Make sure that everyone who interacts with your dog uses the same commands when training them to heel. If one person says “heel” while another says “come”, it can confuse your dog and slow down progress. Using consistent commands will help your dog to understand what’s being asked of them quickly.
Repetition is also key. Practice heel training on a regular basis in short sessions of around 5-10 minutes several times per day rather than just once a week. This helps to embed the habit in your dog’s mind and reinforces what you want from them.
Make Training Fun and Engaging for Your Dog
Dogs thrive on both physical and mental stimulation, so make sure that your training sessions are fun and engaging for your furry friend. This can be especially important when it comes to heel training as dogs can get bored easily if they’re not engaged in the activity.
You could try playing games like hide-and-seek or fetch alongside training to keep your dog’s attention focused on you. Alternatively, switch up where you train your dog to add some variety and excitement. For example, take your dog to a park one day and train them in your backyard the next.
Consider Enrolling in a Training Class for Additional Support
If you’re struggling to reinforce your dog’s heel training at home, consider enrolling in a training class for additional support. These classes offer professional guidance and provide opportunities for socialization with other dogs as well as their owners.
A reputable trainer will work closely with you to identify any problem areas in your dog’s training and will help you address them properly. Additionally, trainers generally have experience working with all kinds of breeds and personalities, which means they can tailor their approach to fit your dog’s specific needs.
- Remember, consistency is key when it comes to heeling training. Reinforce good behavior using treats and praise, use consistent commands with plenty of repetition, and make training fun and engaging for your dog.
- By following these tips and considering additional support such as training classes, you’ll be well on your way to having a perfectly trained pooch who always heels when asked!
Frequently Asked Questions
What is the heel position for a dog?
The heel position for a dog is when the dog is walking close to your left side with their shoulder in line with your left leg. Their head should be up and looking forward, and their leash should be loose.
How is the heel command taught to a dog?
The heel command is taught to a dog through positive reinforcement training.
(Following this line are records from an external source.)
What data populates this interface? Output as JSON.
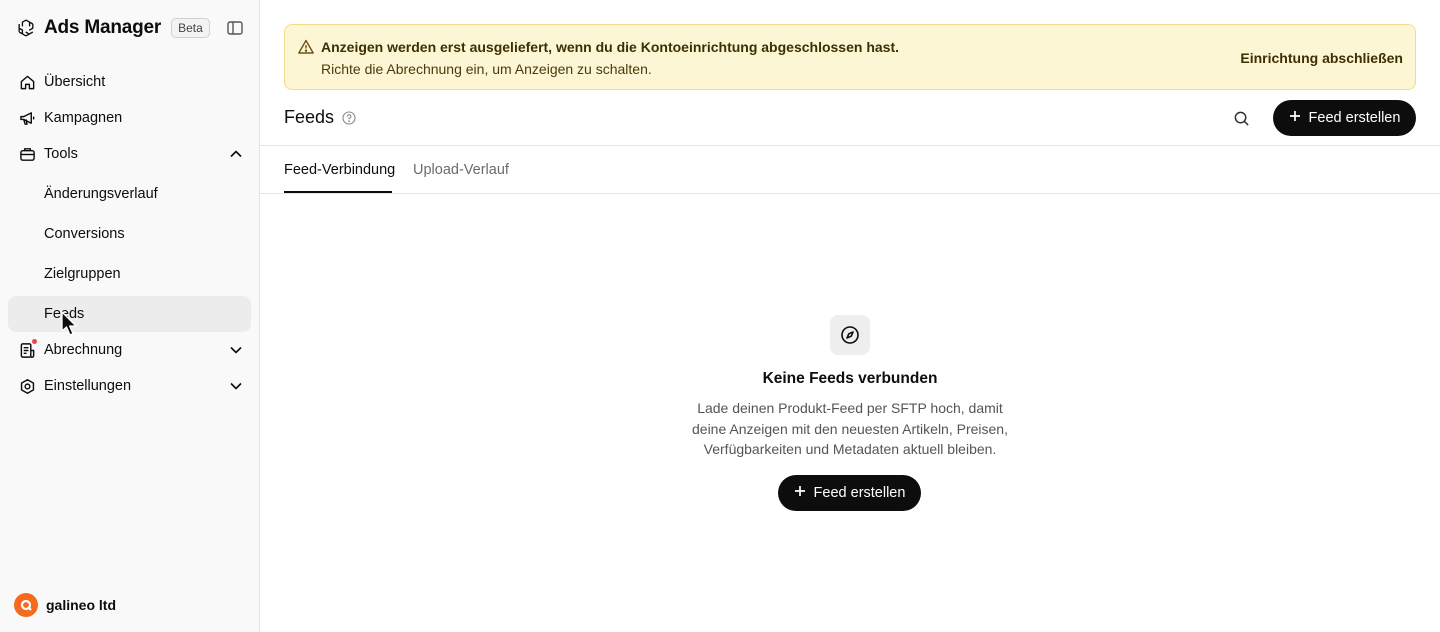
{
  "sidebar": {
    "brand": "Ads Manager",
    "badge": "Beta",
    "items": [
      {
        "label": "Übersicht"
      },
      {
        "label": "Kampagnen"
      },
      {
        "label": "Tools"
      },
      {
        "label": "Änderungsverlauf"
      },
      {
        "label": "Conversions"
      },
      {
        "label": "Zielgruppen"
      },
      {
        "label": "Feeds"
      },
      {
        "label": "Abrechnung"
      },
      {
        "label": "Einstellungen"
      }
    ],
    "account": "galineo ltd"
  },
  "banner": {
    "title": "Anzeigen werden erst ausgeliefert, wenn du die Kontoeinrichtung abgeschlossen hast.",
    "subtitle": "Richte die Abrechnung ein, um Anzeigen zu schalten.",
    "action": "Einrichtung abschließen"
  },
  "header": {
    "title": "Feeds",
    "create_label": "Feed erstellen"
  },
  "tabs": [
    {
      "label": "Feed-Verbindung"
    },
    {
      "label": "Upload-Verlauf"
    }
  ],
  "empty_state": {
    "title": "Keine Feeds verbunden",
    "line1": "Lade deinen Produkt-Feed per SFTP hoch, damit",
    "line2": "deine Anzeigen mit den neuesten Artikeln, Preisen,",
    "line3": "Verfügbarkeiten und Metadaten aktuell bleiben.",
    "button_label": "Feed erstellen"
  },
  "colors": {
    "banner_bg": "#fdf6d4",
    "primary": "#0d0d0d",
    "notification_dot": "#e5484d",
    "avatar": "#f56a1e"
  }
}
The first step is to get the dog into the heel position and reward them with treats and praise. Gradually increase the distance and duration of the heel position while rewarding the dog for maintaining the position. Consistency and patience are key to successfully teaching the heel command.
What are the benefits of teaching a dog to heel?
Teaching a dog to heel has many benefits, including improving leash manners, increasing control and focus, and providing mental stimulation and exercise for the dog. It also helps to establish the owner as the leader and can improve the bond between the dog and owner.
How can the heel command help with leash training?
The heel command can help with leash training by teaching the dog to walk calmly and obediently on a leash. Once the dog understands the heel command, it is easier to redirect them if they become distracted or try to pull on the leash. It also helps to prevent the dog from getting tangled in the leash or running into hazardous situations.
What are some common mistakes when teaching a dog to heel?
Some common mistakes when teaching a dog to heel include using punishment or force, not being consistent with training, allowing the dog to pull on the leash, and not rewarding the dog for good behavior. It is important to use positive reinforcement and consistency when teaching the heel command.
Can any breed of dog learn to heel?
Yes, any breed of dog can learn to heel with the proper training and patience. However, some breeds may have a higher energy level or a stronger prey drive, which can make it more challenging to teach them to heel. It is important to tailor the training to the individual dog’s personality and needs.